Kanagawa Station 距離: 0.1 mi詳しくは 神奈川区青木町1-1 Yokohama, Kanagawa 221-0057

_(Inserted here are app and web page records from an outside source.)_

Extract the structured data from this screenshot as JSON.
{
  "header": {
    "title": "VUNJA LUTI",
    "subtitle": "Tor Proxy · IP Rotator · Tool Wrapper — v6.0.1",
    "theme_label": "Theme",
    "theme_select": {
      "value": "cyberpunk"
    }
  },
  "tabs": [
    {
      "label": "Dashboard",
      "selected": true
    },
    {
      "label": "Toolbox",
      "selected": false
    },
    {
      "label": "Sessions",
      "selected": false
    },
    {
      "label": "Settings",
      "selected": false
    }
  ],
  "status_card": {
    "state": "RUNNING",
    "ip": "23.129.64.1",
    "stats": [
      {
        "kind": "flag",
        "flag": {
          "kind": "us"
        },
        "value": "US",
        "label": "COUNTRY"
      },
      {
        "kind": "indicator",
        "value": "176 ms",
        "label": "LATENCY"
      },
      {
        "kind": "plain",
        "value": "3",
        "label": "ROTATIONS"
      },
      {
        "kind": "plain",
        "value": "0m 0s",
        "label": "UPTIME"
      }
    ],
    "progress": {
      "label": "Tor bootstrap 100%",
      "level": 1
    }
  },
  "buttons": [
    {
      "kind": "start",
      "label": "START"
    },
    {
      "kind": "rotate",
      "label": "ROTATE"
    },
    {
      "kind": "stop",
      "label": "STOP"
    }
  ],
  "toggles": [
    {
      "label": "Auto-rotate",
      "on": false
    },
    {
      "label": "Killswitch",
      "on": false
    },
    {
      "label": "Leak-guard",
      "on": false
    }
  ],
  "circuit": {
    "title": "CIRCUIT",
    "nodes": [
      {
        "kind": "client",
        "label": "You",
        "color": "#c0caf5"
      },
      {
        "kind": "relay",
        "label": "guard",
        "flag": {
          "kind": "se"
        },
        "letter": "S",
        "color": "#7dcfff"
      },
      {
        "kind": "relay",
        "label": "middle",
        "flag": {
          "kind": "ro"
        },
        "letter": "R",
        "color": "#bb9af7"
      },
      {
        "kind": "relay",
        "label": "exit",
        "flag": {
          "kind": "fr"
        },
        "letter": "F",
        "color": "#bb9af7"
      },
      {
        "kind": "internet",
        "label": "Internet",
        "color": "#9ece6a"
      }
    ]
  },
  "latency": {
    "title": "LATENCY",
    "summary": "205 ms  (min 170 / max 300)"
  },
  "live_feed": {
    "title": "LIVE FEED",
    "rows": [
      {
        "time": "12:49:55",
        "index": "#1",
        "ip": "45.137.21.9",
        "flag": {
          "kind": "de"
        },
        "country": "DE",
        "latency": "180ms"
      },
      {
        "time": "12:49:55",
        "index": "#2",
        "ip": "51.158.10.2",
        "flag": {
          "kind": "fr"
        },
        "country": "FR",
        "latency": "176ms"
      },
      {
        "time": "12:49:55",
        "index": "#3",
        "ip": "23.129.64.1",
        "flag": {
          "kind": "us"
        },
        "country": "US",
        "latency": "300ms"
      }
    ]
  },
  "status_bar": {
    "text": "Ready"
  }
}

Kanagawa Station is a railway station on the Keikyu Main Line in Kanagawa-ku, Yokohama, Kanagawa Prefecture, Japan, operated by the private railway operator Keikyu.LinesKanagawa Station is served by the Keikyu Main Line, and lies 21.5 km from the starting point of the Keikyu Main Line at Shinagawa Station, in Tokyo.HistoryThe station opened on December 24, 1905, as a station on the Keihin Electric Railway. It closed on June 22, 1929, but reopened as Aokibashi Station on March 29, 1930. Six days later, it was renamed Keihin Kanagawa Station. The station was renamed Kanagawa Station on April 20, 1956. The platforms were lengthened in 1971, and a new station building was completed in February 1992.